■ Work instruction ■
What you produce should match the records exactly, line for line.

■ Entries shown ■
# # # # #

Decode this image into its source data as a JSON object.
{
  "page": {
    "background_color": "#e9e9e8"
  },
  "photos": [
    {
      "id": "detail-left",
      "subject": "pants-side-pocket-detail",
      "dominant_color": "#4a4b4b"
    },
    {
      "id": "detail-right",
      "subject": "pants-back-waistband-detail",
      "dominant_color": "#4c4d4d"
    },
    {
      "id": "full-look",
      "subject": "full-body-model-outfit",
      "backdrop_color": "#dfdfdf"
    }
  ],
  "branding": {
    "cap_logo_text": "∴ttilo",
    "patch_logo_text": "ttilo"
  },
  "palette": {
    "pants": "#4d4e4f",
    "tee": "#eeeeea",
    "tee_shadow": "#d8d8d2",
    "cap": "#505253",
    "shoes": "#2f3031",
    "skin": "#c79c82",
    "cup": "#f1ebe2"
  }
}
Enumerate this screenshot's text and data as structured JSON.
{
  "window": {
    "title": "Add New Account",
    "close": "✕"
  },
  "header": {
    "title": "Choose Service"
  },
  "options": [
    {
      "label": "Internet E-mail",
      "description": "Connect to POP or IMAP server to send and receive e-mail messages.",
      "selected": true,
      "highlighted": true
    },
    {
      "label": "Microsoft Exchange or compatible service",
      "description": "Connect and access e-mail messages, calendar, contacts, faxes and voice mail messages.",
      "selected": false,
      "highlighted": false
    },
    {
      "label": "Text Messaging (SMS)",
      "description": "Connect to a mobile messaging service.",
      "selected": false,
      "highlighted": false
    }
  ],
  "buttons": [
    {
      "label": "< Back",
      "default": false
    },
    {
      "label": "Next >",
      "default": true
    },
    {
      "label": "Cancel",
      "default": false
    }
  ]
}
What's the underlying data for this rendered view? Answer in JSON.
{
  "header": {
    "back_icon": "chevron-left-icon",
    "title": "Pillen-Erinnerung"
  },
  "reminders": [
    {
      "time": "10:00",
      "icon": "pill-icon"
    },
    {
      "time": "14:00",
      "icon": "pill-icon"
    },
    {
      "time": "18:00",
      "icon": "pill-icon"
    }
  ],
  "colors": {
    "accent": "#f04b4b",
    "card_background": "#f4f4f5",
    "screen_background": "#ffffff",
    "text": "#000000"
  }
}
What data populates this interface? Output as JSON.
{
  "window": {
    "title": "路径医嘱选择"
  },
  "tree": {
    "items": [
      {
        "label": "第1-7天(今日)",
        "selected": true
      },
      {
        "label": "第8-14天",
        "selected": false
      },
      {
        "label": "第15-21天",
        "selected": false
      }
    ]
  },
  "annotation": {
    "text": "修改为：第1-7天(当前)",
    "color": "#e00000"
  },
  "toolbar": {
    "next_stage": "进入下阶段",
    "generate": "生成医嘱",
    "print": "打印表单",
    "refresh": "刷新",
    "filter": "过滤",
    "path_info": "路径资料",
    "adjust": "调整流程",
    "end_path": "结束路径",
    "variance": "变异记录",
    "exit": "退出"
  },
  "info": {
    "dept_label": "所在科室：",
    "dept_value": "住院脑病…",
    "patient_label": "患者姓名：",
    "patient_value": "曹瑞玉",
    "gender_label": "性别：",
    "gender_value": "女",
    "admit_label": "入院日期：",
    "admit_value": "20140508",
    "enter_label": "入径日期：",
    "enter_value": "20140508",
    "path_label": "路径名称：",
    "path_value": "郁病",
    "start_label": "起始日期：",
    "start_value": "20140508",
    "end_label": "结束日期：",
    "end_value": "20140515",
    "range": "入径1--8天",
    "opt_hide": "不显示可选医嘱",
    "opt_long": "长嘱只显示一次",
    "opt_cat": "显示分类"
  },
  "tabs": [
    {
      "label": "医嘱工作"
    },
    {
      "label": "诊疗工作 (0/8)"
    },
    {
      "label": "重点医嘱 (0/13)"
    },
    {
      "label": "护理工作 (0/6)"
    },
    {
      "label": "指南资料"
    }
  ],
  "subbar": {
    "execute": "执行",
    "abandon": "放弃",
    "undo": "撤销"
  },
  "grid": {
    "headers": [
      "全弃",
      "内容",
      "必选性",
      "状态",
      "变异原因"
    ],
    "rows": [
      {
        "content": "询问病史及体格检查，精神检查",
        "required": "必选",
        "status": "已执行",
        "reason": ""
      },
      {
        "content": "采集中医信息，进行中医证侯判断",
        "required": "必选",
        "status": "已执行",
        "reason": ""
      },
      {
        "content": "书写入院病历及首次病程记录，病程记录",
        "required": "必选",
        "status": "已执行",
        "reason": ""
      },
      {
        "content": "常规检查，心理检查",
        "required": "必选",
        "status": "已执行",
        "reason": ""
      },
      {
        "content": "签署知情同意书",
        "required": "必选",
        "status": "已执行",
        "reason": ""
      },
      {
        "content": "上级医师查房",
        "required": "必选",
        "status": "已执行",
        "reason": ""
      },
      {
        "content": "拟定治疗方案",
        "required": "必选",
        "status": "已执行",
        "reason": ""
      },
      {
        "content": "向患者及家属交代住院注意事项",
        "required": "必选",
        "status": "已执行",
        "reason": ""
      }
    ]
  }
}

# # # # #

■ Reply ■
Decode this image into its source data as a JSON object.
{
  "page": {
    "background_color": "#e9e9e8"
  },
  "photos": [
    {
      "id": "detail-left",
      "subject": "pants-side-pocket-detail",
      "dominant_color": "#4a4b4b"
    },
    {
      "id": "detail-right",
      "subject": "pants-back-waistband-detail",
      "dominant_color": "#4c4d4d"
    },
    {
      "id": "full-look",
      "subject": "full-body-model-outfit",
      "backdrop_color": "#dfdfdf"
    }
  ],
  "branding": {
    "cap_logo_text": "∴ttilo",
    "patch_logo_text": "ttilo"
  },
  "palette": {
    "pants": "#4d4e4f",
    "tee": "#eeeeea",
    "tee_shadow": "#d8d8d2",
    "cap": "#505253",
    "shoes": "#2f3031",
    "skin": "#c79c82",
    "cup": "#f1ebe2"
  }
}
Enumerate this screenshot's text and data as structured JSON.
{
  "window": {
    "title": "Add New Account",
    "close": "✕"
  },
  "header": {
    "title": "Choose Service"
  },
  "options": [
    {
      "label": "Internet E-mail",
      "description": "Connect to POP or IMAP server to send and receive e-mail messages.",
      "selected": true,
      "highlighted": true
    },
    {
      "label": "Microsoft Exchange or compatible service",
      "description": "Connect and access e-mail messages, calendar, contacts, faxes and voice mail messages.",
      "selected": false,
      "highlighted": false
    },
    {
      "label": "Text Messaging (SMS)",
      "description": "Connect to a mobile messaging service.",
      "selected": false,
      "highlighted": false
    }
  ],
  "buttons": [
    {
      "label": "< Back",
      "default": false
    },
    {
      "label": "Next >",
      "default": true
    },
    {
      "label": "Cancel",
      "default": false
    }
  ]
}
What's the underlying data for this rendered view? Answer in JSON.
{
  "header": {
    "back_icon": "chevron-left-icon",
    "title": "Pillen-Erinnerung"
  },
  "reminders": [
    {
      "time": "10:00",
      "icon": "pill-icon"
    },
    {
      "time": "14:00",
      "icon": "pill-icon"
    },
    {
      "time": "18:00",
      "icon": "pill-icon"
    }
  ],
  "colors": {
    "accent": "#f04b4b",
    "card_background": "#f4f4f5",
    "screen_background": "#ffffff",
    "text": "#000000"
  }
}
What data populates this interface? Output as JSON.
{
  "window": {
    "title": "路径医嘱选择"
  },
  "tree": {
    "items": [
      {
        "label": "第1-7天(今日)",
        "selected": true
      },
      {
        "label": "第8-14天",
        "selected": false
      },
      {
        "label": "第15-21天",
        "selected": false
      }
    ]
  },
  "annotation": {
    "text": "修改为：第1-7天(当前)",
    "color": "#e00000"
  },
  "toolbar": {
    "next_stage": "进入下阶段",
    "generate": "生成医嘱",
    "print": "打印表单",
    "refresh": "刷新",
    "filter": "过滤",
    "path_info": "路径资料",
    "adjust": "调整流程",
    "end_path": "结束路径",
    "variance": "变异记录",
    "exit": "退出"
  },
  "info": {
    "dept_label": "所在科室：",
    "dept_value": "住院脑病…",
    "patient_label": "患者姓名：",
    "patient_value": "曹瑞玉",
    "gender_label": "性别：",
    "gender_value": "女",
    "admit_label": "入院日期：",
    "admit_value": "20140508",
    "enter_label": "入径日期：",
    "enter_value": "20140508",
    "path_label": "路径名称：",
    "path_value": "郁病",
    "start_label": "起始日期：",
    "start_value": "20140508",
    "end_label": "结束日期：",
    "end_value": "20140515",
    "range": "入径1--8天",
    "opt_hide": "不显示可选医嘱",
    "opt_long": "长嘱只显示一次",
    "opt_cat": "显示分类"
  },
  "tabs": [
    {
      "label": "医嘱工作"
    },
    {
      "label": "诊疗工作 (0/8)"
    },
    {
      "label": "重点医嘱 (0/13)"
    },
    {
      "label": "护理工作 (0/6)"
    },
    {
      "label": "指南资料"
    }
  ],
  "subbar": {
    "execute": "执行",
    "abandon": "放弃",
    "undo": "撤销"
  },
  "grid": {
    "headers": [
      "全弃",
      "内容",
      "必选性",
      "状态",
      "变异原因"
    ],
    "rows": [
      {
        "content": "询问病史及体格检查，精神检查",
        "required": "必选",
        "status": "已执行",
        "reason": ""
      },
      {
        "content": "采集中医信息，进行中医证侯判断",
        "required": "必选",
        "status": "已执行",
        "reason": ""
      },
      {
        "content": "书写入院病历及首次病程记录，病程记录",
        "required": "必选",
        "status": "已执行",
        "reason": ""
      },
      {
        "content": "常规检查，心理检查",
        "required": "必选",
        "status": "已执行",
        "reason": ""
      },
      {
        "content": "签署知情同意书",
        "required": "必选",
        "status": "已执行",
        "reason": ""
      },
      {
        "content": "上级医师查房",
        "required": "必选",
        "status": "已执行",
        "reason": ""
      },
      {
        "content": "拟定治疗方案",
        "required": "必选",
        "status": "已执行",
        "reason": ""
      },
      {
        "content": "向患者及家属交代住院注意事项",
        "required": "必选",
        "status": "已执行",
        "reason": ""
      }
    ]
  }
}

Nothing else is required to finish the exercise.